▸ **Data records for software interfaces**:
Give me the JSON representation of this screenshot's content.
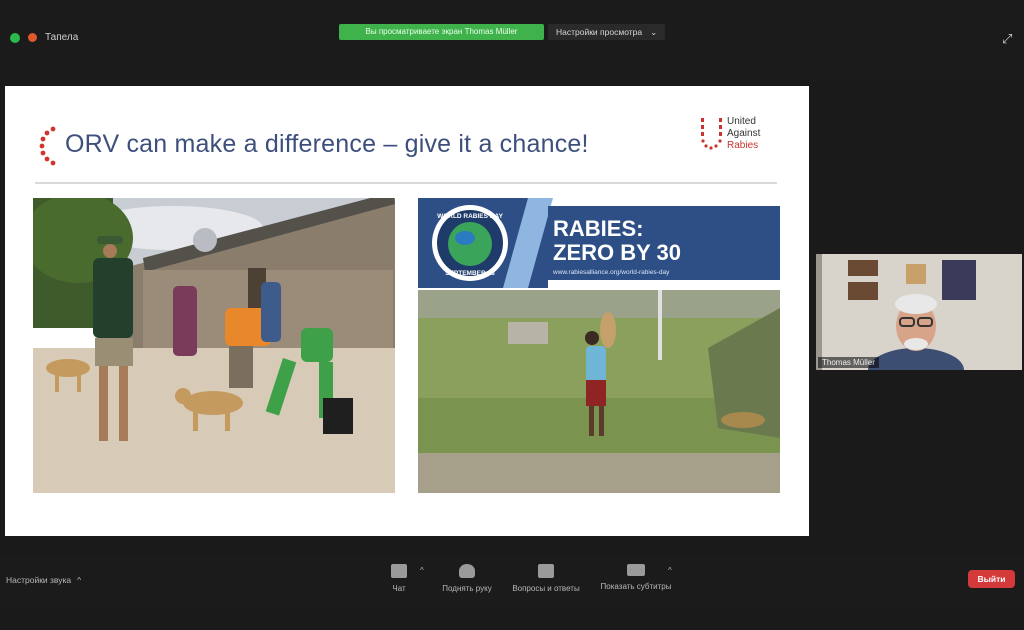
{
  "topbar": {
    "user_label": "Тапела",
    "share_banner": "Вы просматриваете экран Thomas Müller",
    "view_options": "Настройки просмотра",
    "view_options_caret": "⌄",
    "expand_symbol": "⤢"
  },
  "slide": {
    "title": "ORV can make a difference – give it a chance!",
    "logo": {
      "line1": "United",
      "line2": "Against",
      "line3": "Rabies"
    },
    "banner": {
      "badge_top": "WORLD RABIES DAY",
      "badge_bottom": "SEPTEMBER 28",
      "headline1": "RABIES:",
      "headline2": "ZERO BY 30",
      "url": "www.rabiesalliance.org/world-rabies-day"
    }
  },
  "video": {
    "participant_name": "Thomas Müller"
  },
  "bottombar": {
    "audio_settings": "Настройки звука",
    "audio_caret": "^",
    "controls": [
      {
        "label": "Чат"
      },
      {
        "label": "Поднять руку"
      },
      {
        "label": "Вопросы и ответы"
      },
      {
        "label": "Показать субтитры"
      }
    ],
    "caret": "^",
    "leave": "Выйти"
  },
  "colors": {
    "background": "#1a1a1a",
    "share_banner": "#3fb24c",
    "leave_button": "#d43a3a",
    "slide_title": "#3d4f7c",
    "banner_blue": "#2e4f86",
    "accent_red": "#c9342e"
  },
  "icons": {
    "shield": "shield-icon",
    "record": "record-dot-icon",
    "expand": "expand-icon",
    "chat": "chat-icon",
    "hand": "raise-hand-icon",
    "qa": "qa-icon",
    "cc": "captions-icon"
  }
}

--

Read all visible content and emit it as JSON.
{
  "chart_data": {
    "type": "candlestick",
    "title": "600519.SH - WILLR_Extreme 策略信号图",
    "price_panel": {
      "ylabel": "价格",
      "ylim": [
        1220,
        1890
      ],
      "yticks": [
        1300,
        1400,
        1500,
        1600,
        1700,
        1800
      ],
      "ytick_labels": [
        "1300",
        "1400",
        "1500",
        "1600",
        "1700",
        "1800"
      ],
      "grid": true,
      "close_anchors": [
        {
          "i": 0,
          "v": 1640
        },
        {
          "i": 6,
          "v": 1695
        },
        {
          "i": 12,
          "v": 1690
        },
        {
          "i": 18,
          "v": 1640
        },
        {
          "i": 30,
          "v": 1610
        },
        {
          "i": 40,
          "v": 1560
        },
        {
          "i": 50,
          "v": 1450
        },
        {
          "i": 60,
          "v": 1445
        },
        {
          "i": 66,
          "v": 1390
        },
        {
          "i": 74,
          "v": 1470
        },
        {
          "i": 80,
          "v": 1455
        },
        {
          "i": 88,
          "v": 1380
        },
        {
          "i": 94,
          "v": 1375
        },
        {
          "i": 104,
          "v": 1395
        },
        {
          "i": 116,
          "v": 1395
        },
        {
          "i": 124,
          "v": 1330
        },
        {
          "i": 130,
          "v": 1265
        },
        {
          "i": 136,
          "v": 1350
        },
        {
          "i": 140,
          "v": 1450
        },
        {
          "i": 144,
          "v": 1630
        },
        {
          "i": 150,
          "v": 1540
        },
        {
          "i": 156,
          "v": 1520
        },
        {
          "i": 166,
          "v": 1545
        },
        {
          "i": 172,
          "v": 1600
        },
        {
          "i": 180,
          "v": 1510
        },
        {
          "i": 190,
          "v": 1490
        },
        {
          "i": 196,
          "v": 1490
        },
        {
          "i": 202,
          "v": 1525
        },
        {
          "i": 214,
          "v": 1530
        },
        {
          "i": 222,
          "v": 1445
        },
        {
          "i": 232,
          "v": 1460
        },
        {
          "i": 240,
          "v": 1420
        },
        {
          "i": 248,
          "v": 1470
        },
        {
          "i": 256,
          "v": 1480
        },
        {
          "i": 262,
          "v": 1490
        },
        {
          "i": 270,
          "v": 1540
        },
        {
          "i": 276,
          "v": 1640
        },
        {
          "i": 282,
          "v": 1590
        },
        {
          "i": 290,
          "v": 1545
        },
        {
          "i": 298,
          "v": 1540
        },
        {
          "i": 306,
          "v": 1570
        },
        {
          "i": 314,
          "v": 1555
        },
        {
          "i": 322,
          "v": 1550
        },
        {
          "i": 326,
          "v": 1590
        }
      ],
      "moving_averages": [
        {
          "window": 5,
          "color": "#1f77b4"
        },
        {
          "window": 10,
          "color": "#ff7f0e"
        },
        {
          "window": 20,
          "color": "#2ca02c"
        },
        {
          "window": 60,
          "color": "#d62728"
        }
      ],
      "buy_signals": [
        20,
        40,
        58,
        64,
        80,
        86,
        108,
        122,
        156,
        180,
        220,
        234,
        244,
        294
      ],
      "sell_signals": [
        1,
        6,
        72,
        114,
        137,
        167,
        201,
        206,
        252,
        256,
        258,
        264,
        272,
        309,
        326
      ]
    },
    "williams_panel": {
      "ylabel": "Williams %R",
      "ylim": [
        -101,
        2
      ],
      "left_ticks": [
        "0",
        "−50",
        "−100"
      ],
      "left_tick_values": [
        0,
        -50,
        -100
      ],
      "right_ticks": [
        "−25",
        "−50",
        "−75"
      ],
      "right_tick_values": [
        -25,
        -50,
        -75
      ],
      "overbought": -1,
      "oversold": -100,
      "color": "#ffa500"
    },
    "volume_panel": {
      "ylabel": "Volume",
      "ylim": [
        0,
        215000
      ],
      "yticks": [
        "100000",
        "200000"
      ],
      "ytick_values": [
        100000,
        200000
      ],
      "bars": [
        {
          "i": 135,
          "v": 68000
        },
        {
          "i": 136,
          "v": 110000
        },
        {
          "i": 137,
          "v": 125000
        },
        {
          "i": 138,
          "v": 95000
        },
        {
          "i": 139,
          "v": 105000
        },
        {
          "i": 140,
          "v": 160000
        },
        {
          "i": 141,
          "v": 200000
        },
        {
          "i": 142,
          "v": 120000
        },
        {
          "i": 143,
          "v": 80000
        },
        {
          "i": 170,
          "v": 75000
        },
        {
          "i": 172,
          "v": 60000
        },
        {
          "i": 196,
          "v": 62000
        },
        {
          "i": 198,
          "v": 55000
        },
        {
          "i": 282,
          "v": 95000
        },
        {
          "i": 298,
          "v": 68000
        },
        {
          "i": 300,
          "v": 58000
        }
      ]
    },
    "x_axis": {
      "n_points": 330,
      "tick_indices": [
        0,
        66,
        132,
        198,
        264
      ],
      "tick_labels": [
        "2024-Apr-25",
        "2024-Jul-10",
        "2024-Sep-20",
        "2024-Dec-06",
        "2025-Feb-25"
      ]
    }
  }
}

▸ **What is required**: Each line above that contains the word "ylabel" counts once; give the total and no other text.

▸ **Exercise output**: 3